Steady does it

It’s time to ‘keep calm and carry on’ … investing, that is

Steady does it

At the end of 2021, strategists at the world’s top investment firms such as JPMorgan Chase predicted the S&P 500 would gain 5% in 2022. As it turned out, 2022 was one of the wildest years in global markets for decades – Goldman Sachs lowered its year-end target on the S&P 500 no fewer than four times. Even the most bearish of commentators didn’t see the S&P 500 ending 2022 19.4% lower than it began the year.

Similarly, investors were unprepared when the safe and predictable bond market defied convention and, instead of delivering counter-cyclical returns, dropped along with equities, experiencing its worst year since bond record-keeping began and potentially breaking the 60:40 portfolio rule forever. It’s also safe to say that double-digit inflation in the West, the most aggressive US monetary-policy tightening cycle in 40 years, and Japan intervening in the foreign exchange market to buy yen, weren’t among 2022’s predictions.

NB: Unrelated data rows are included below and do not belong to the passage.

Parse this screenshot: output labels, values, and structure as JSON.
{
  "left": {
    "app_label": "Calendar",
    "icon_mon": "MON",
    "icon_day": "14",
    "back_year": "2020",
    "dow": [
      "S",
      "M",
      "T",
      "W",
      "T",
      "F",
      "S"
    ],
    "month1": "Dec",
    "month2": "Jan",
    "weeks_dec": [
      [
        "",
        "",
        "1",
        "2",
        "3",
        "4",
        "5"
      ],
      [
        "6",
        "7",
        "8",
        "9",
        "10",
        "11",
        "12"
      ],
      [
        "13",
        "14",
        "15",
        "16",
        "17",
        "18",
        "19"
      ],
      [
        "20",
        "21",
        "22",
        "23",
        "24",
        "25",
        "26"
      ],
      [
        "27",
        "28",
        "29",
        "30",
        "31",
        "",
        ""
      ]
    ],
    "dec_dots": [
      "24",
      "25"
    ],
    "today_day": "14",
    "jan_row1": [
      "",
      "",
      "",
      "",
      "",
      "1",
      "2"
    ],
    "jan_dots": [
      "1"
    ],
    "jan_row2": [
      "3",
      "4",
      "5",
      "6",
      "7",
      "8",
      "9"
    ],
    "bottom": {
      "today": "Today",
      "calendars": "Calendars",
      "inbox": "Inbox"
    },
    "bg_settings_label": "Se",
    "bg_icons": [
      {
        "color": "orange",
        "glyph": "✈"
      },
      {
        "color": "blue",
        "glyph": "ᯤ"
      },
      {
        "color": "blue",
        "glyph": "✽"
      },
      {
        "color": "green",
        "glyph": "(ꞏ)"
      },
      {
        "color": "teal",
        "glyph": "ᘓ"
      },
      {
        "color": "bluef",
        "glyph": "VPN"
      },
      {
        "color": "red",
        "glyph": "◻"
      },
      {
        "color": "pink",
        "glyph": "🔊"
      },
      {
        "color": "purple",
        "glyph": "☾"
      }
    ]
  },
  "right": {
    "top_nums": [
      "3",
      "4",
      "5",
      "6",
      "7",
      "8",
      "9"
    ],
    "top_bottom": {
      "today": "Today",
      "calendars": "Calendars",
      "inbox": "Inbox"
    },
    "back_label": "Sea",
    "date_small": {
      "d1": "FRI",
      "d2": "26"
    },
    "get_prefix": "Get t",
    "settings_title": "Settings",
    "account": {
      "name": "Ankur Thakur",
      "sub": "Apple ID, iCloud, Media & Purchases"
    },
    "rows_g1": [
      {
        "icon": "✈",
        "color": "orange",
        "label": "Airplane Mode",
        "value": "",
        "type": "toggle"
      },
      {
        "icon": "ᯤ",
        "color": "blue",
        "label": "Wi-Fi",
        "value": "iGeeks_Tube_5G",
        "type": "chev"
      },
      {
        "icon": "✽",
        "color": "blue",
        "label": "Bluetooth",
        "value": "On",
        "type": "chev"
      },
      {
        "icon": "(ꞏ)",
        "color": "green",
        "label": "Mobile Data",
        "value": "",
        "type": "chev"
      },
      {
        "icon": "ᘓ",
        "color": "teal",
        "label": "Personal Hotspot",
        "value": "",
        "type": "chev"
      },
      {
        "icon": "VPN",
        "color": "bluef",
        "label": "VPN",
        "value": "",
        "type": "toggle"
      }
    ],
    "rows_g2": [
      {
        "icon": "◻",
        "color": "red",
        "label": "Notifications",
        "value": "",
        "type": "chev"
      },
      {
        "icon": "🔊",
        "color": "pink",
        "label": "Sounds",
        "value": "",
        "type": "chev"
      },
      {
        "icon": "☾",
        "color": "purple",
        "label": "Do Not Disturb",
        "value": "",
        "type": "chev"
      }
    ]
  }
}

For crypto advocates, 2022 was a shocker. Investors were taken aback when bitcoin and other cryptocurrencies lost more than 80% in the year, driven lower by the very same economic phenomena affecting risk assets and permanently ending the illusion that crypto asset performance could be decoupled from traditional financial markets. Investors were also blindsided by November’s collapse of cryptocurrency exchange FTX, where it’s estimated up to $2 billion of investor funds were hoovered up in (apparently) an ego-driven trip fuelled by greed and invincibility.

It seems the words ‘fraud’ and ‘theft’ were not in the lexicon, and the ramifications of this story will no doubt continue to play out through this year.

Predictions, as it turns out, did not help anyone make better investment decisions in 2022, but that didn’t stop market analysts and commentators from going back to their drawing boards and making predictions for 2023. Investors – most of whom saw the value of their investments decrease in 2022 – desperately want to know what’s coming next.

The prediction cited most often coming into 2023 was that the US would face recession. While economic theory suggests this is the most likely outcome of several scenarios, one can never be too certain. In a 2000 paper on the accuracy of private-sector economic forecasts, IMF economist Prakash Loungani noted that ‘the record of failure to predict recessions is virtually unblemished’. That was before the dotcom crash and the Great Recession, both of which took most experts by surprise.

Whether or not the US enters into recession remains to be seen. What we do know is that the higher cost of capital and slower growth is likely to cause company earnings to fall. But what about equity valuations, which have remained stubbornly high? Will they ease lower? I, for one, wouldn’t be so bold as to predict the level of the S&P 500, or any other index, on a specific date in the future.

Yet, when it comes to investing, there are some things that are within our control – such as whether to invest in FTX; and other things – such as Russia’s invasion of Ukraine – that are outside of our control. On the positive side, our ignorance isn’t total, and we are not some flotsam and jetsam caught in the grip of unpredictable and unstable currents. As long-term investors we know enough to take a step back from the daily noise and take a much, much broader view. We know that over time markets go up – particularly after a protracted period of losses – even if we don’t know exactly where the bottom is.

So, in times of uncertainty and negativity, forget about clever stock-picking or close reading of the inverted yield curve in the hope that you can time the market. That’s a fool’s game. Forget the daily market commentary. Instead, buy into a well-diversified index fund or carefully selected portfolio of companies, and hold. And the longer you hold, the better you’re likely to do. If you know you won’t be cashing in your investment in the short term, then no amount of market chaos today needs to trouble you. The hardest part of investing is simply holding your nerve through the bad times.

By Sasha Planting